The thing is, H&S (as I fondly call it in my head and most of my save files) is kind of an outlier with my books. Even though it’s fantasy, it has no magic system, and it tackles some fairly heavy topics: abuse, repentance, forgiveness, and justified retribution. I was also, at the time, beleaguered with several other deadlines and responsibilities, so I worried about over-committing.

But, the Shepherd team didn’t need a quick turnaround, and the article itself sounded like fun. Thus, I brainstormed.

And I read.

And I asked friends for reading recommendations that would follow one of the themes/aesthetics I’d identified in my own book. Because you *know* I couldn’t think of more than two titles for any of my brainstormed categories.
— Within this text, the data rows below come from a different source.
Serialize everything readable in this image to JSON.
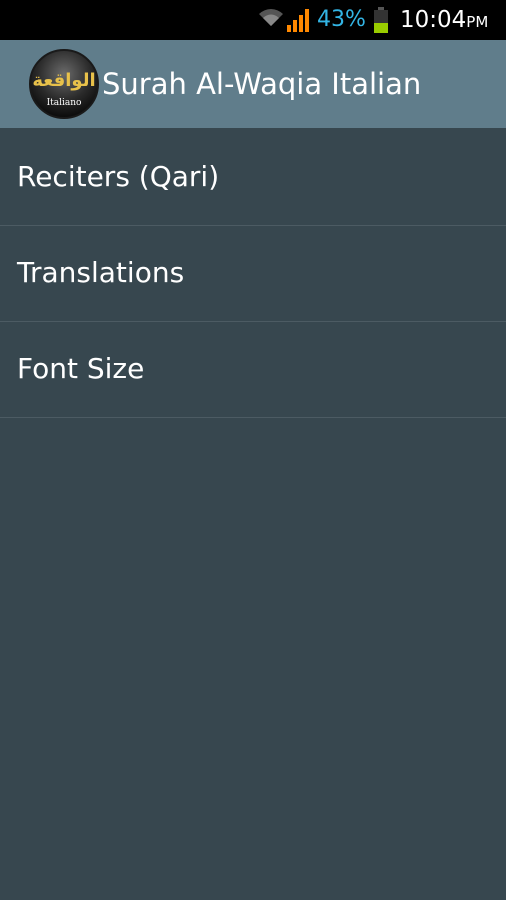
{
  "status_bar": {
    "battery_percent": "43%",
    "time": "10:04",
    "ampm": "PM",
    "battery_level": 0.43,
    "icons": [
      "wifi-icon",
      "signal-icon",
      "battery-icon"
    ]
  },
  "app_bar": {
    "title": "Surah Al-Waqia Italian",
    "logo": {
      "arabic_text": "الواقعة",
      "caption": "Italiano"
    }
  },
  "menu": {
    "items": [
      {
        "label": "Reciters (Qari)"
      },
      {
        "label": "Translations"
      },
      {
        "label": "Font Size"
      }
    ]
  },
  "colors": {
    "background": "#37474f",
    "app_bar": "#607d8b",
    "status_bar": "#000000",
    "accent": "#33b5e5",
    "signal": "#ff8800",
    "battery": "#99cc00",
    "divider": "#4c5b63"
  }
}
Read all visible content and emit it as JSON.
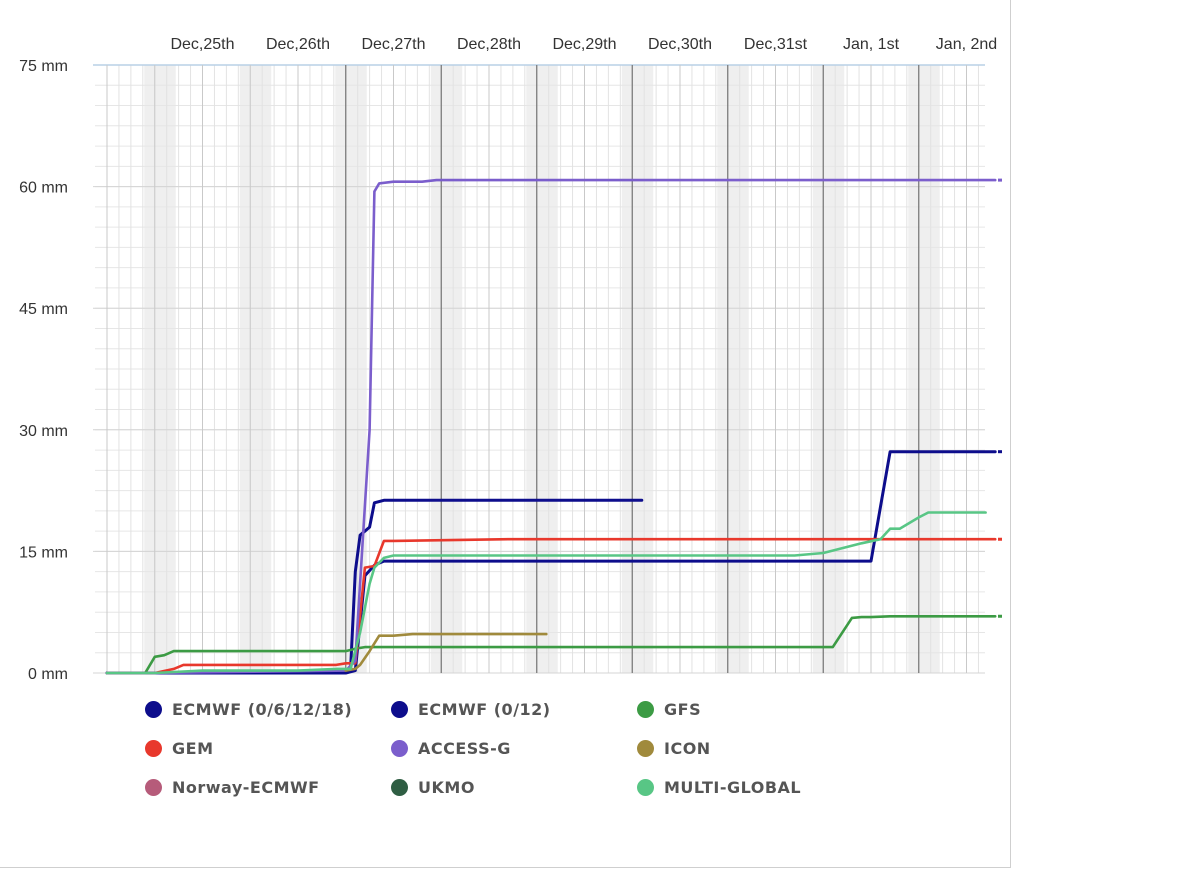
{
  "chart_data": {
    "type": "line",
    "x_tick_labels": [
      "Dec,25th",
      "Dec,26th",
      "Dec,27th",
      "Dec,28th",
      "Dec,29th",
      "Dec,30th",
      "Dec,31st",
      "Jan, 1st",
      "Jan, 2nd"
    ],
    "y_tick_labels": [
      "0 mm",
      "15 mm",
      "30 mm",
      "45 mm",
      "60 mm",
      "75 mm"
    ],
    "x_range": [
      0,
      9.3
    ],
    "ylim": [
      0,
      75
    ],
    "grid": true,
    "legend_position": "bottom",
    "series": [
      {
        "name": "ECMWF (0/6/12/18)",
        "color": "#0d0d8c",
        "x": [
          0,
          0.5,
          2.45,
          2.55,
          2.6,
          2.65,
          2.75,
          2.8,
          2.9,
          3.0,
          5.6
        ],
        "y": [
          0,
          0,
          0,
          0.3,
          12.5,
          17,
          18,
          21,
          21.3,
          21.3,
          21.3
        ]
      },
      {
        "name": "ECMWF (0/12)",
        "color": "#0d0d8c",
        "x": [
          0,
          0.5,
          2.5,
          2.6,
          2.7,
          2.8,
          2.9,
          3.0,
          7.8,
          8.0,
          8.2,
          9.3
        ],
        "y": [
          0,
          0,
          0,
          0.3,
          12,
          13.3,
          13.8,
          13.8,
          13.8,
          13.8,
          27.3,
          27.3
        ]
      },
      {
        "name": "GFS",
        "color": "#3c9b44",
        "x": [
          0,
          0.4,
          0.5,
          0.6,
          0.7,
          1.0,
          1.5,
          2.0,
          2.4,
          2.5,
          2.6,
          2.7,
          2.8,
          3.0,
          7.5,
          7.6,
          7.8,
          7.9,
          8.0,
          8.2,
          9.3
        ],
        "y": [
          0,
          0,
          2.0,
          2.2,
          2.7,
          2.7,
          2.7,
          2.7,
          2.7,
          2.7,
          3.0,
          3.2,
          3.2,
          3.2,
          3.2,
          3.2,
          6.8,
          6.9,
          6.9,
          7.0,
          7.0
        ]
      },
      {
        "name": "GEM",
        "color": "#e8382c",
        "x": [
          0,
          0.5,
          0.7,
          0.8,
          1.0,
          2.4,
          2.5,
          2.6,
          2.7,
          2.8,
          2.9,
          3.0,
          4.2,
          9.3
        ],
        "y": [
          0,
          0,
          0.5,
          1.0,
          1.0,
          1.0,
          1.2,
          1.2,
          13,
          13.2,
          16.3,
          16.3,
          16.5,
          16.5
        ]
      },
      {
        "name": "ACCESS-G",
        "color": "#7b5ecc",
        "x": [
          0,
          0.5,
          2.5,
          2.6,
          2.75,
          2.8,
          2.85,
          3.0,
          3.3,
          3.45,
          9.3
        ],
        "y": [
          0,
          0,
          0.3,
          1.5,
          30,
          59.4,
          60.4,
          60.6,
          60.6,
          60.8,
          60.8
        ]
      },
      {
        "name": "ICON",
        "color": "#a08a3c",
        "x": [
          2.5,
          2.6,
          2.65,
          2.75,
          2.85,
          3.0,
          3.2,
          4.6
        ],
        "y": [
          0.3,
          0.5,
          1.0,
          2.7,
          4.6,
          4.6,
          4.8,
          4.8
        ]
      },
      {
        "name": "Norway-ECMWF",
        "color": "#b65b7a",
        "x": [],
        "y": []
      },
      {
        "name": "UKMO",
        "color": "#2f5e43",
        "x": [],
        "y": []
      },
      {
        "name": "MULTI-GLOBAL",
        "color": "#58c685",
        "x": [
          0,
          0.5,
          1.0,
          2.0,
          2.4,
          2.55,
          2.65,
          2.75,
          2.8,
          2.9,
          3.0,
          3.5,
          7.2,
          7.5,
          7.9,
          8.1,
          8.2,
          8.3,
          8.5,
          8.6,
          8.8,
          9.2
        ],
        "y": [
          0,
          0,
          0.3,
          0.3,
          0.5,
          0.5,
          5.0,
          11.0,
          13.0,
          14.2,
          14.5,
          14.5,
          14.5,
          14.8,
          16.0,
          16.5,
          17.8,
          17.8,
          19.2,
          19.8,
          19.8,
          19.8
        ]
      }
    ]
  }
}
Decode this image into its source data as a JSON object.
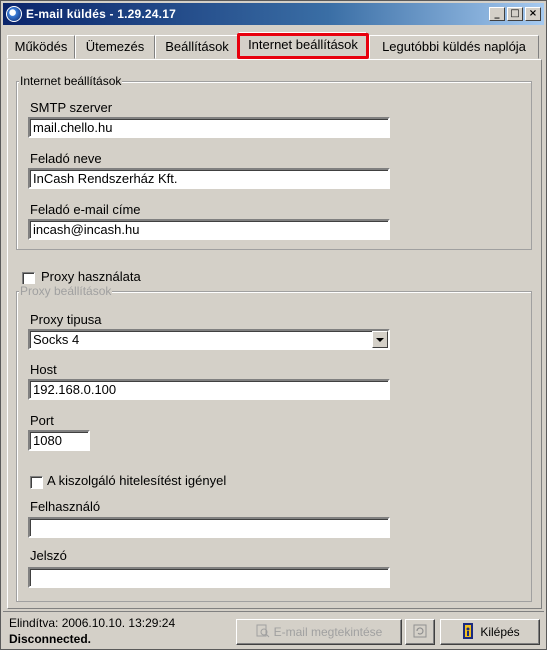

(Does anyone else’s mind go blank when they have to provide this type of information? I felt basically illiterate for about a week.)

Finding five books with parallel vibes is hard work. I didn’t want mirror image stories. Instead, I was looking for different incarnations of a trope. As I read (and re-read, to make sure I was remembering older reads properly), the most oddly specific category emerged as the clear winner.

Therefore, I give you the finished product: “The best fantasy novels with protagonists mired in toxic family relationships.”

Image plate for my book recommendations article, "The best fantasy novels with protagonists mired in toxic family relationships." Five book covers pictured in a row: 1. The Ghost Bride by Yangsze Choo, 2. Witchblaze by Rabia Gale, 3. Cinderella Must Die by W.R. Gingell, 4. Charmed Life by Diana Wynne Jones, and 5. Mistborn by Brandon Sanderson.

As specific as this topic seems, “family” itself has such a broad number of variations: immediate, extended, step, in-laws, and found family all have a place among these recs.

I loved reading each of these books, and I had so much fun piling them together in this little franken-list.

So, enjoy!

And hey, if you’re interested in even more books with dysfunctional families, Shepherd can hook you up there as well! Explore to your heart’s content, fellow readers!